It’s very hard to find original thought.
Orison Swett Marden was part of “The New Thought Movement,” a spiritual group that emphasized metaphysical beliefs and personal development. While there were religious overtones, the philosophies were fundamentally based on infinite insight and intelligence.
Here’s a classic Marden quote:
Don’t wait for extraordinary opportunities. Seize common occasions and make them great. Weak men wait for opportunities; strong men make them.
Marden was influenced and inspired—as were many—by one of the original personal-development writers, Samuel Smiles. Smiles was an original. The Smiles book, Self-Help, was the trigger for Marden’s career. “The little book was the friction which awakened the spark sleeping in the flint,” Marden is quoted as saying. The 21st century translation might be, “Samuel Smiles lit my fire.”
Early in his life, Marden came across the Smiles book by accident, while rummaging through an attic. He became an evangelist for the book, and for his own positive-thinking philosophy. When he looked for more books, and found few, his mission was set. Study, write, publish, preach, speak—and by being a living example of his writings, set the standard for others to follow.
You might know some of the original writers who preceded Marden. The most prominent author was William James, a physiologist and a pragmatist.
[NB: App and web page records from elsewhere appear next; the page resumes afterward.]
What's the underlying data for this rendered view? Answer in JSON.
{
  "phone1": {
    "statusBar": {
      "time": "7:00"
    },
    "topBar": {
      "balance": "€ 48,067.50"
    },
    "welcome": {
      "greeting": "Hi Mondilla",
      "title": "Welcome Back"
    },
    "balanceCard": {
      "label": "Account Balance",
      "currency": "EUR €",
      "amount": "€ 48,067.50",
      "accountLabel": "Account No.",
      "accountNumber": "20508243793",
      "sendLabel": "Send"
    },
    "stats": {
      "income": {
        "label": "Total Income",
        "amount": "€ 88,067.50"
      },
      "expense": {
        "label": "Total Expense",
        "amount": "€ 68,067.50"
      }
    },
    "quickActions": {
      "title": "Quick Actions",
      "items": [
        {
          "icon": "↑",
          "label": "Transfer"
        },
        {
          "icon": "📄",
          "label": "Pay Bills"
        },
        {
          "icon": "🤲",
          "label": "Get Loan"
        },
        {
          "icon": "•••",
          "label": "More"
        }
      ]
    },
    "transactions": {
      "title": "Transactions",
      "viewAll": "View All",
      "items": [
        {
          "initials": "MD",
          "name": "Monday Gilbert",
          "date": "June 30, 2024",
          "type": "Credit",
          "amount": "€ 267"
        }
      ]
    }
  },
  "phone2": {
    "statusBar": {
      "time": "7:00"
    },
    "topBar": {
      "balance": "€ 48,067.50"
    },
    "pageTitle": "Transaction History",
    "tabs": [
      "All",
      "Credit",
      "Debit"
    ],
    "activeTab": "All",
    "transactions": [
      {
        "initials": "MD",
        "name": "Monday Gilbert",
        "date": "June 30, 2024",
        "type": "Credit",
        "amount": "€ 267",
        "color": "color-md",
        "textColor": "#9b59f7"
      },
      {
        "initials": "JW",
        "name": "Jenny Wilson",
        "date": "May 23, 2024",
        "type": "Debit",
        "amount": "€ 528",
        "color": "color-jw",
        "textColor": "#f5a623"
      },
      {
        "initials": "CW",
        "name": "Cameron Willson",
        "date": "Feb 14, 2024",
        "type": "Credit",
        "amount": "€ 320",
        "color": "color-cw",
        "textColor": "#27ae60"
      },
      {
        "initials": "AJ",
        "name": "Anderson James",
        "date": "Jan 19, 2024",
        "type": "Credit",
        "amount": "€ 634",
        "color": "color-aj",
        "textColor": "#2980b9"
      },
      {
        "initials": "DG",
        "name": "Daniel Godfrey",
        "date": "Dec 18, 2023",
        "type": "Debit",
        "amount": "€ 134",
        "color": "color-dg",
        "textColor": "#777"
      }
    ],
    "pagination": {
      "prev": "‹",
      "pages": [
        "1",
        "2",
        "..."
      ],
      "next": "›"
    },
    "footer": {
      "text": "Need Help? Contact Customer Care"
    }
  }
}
James hung out with a bunch of brainiacs, the most notable being P.T. Barnum, Mark Twain, Horatio Alger and Sigmund Freud. (Not a bad group of guys.)
It’s more interesting to note who followed Orison Swett Marden, most notably Napoleon Hill (Think and Grow Rich) and Dale Carnegie (How To Win Friends and Influence People). These guys came 30 years after Marden founded SUCCESS magazine in the late 1890s. Also note that Napoleon Hill was a significant contributor, and he also published his own magazine in the late teens and 1920s called Hill’s Golden Rule. The subtitle: For those who think and want to grow. (Sound familiar?) As popular as Napoleon Hill was (and is), he was a disciple and a follower of Orison Swett Marden.
Marden had one amazing contemporary. Elbert Hubbard. Their work often appeared in other magazines, but they never wrote anything together. I can only assume that they knew one another, and corresponded with one another, out of respect for their mutual capabilities. They were competitors in their time. While Marden was writing Pushing to the Front, Hubbard was writing Message to Garcia. They both began their own publications. Hubbard’s was the magazine FRA. They both were exceptionally prolific authors. Hubbard and Marden were considered the thought leaders of their time.
Marden expanded the original thoughts of Smiles to an unprecedented degree. Not just a prolific writer, he was also a speaker, an editor, a publisher, a doctor and a lawyer. Marden’s books could be found in the library of every major early-American industrialist. He was the word, and words, of success and spirit.
Orison Swett Marden wrote more than 60 books in a period of 30 years without a word processor, and barely with a typewriter. He was an educated person, having graduated from Boston University, Andover Theological Seminary, and Harvard University with M.D. and LL.B. degrees. He also went back to school to master oratory skills. Wow!
Marden was successful at every endeavor because he was a student who put his knowledge to work. And through his religious beliefs, he literally practiced what he preached. His genius allowed him to take on business ventures, capture publishing opportunities, study every aspect of life, and still speak and write. His success came from putting all those elements into positive execution and achievement.
When I wrote The Patterson Principles in 2002 (now titled Jeffrey Gitomer’s Little Platinum Book of Cha-Ching!) my research took me to Dayton, Ohio, the home of John Patterson and the business he founded, the National Cash Register Company (NCR). I was contacted by a bookseller in Dayton who offered me several books from the Patterson library dating to the turn of the century—the 20th century. These books were actually signed by Patterson to connote ownership, and they include passages he underlined because he found them meaningful and wanted to act on them. I bought the books without hesitation.
One of the books I purchased was He Who Thinks He Can, by Orison Swett Marden, with passages generously underlined by the hand of John Patterson. Wow!
In my collection of Marden’s work I have a personal letter sent by Marden to potential subscribers of his SUCCESS magazine (early direct mail). It gives a rare glimpse into the philosophy and salesmanship of the founder.
Dated 1922 and signed by Marden himself, the letter has a quote at the top of the page that reads,
“Impossibilities are merely the half-hearted efforts of quitters.” The letter begins: “Dear Dreamer,” and exhorts readers to “grant [their] imagination full sway. For never before in the history of the world has the door of opportunity been flung so wide.”
The words in this classic solicitation are timeless.
Through the years, I have been influenced by many writers and thinkers. Orison Swett Marden is at the top of my short list. Not just as a writer, but as a thinker. Not just an author, but someone who practiced what he thought.
Start reading Marden today. Many of his works have been reprinted in paperback. Own a few and get a feeling for his philosophies and ideas. What’s the best way to apply Marden’s wisdom to your life? Start studying, and apply what feels comfortable for you.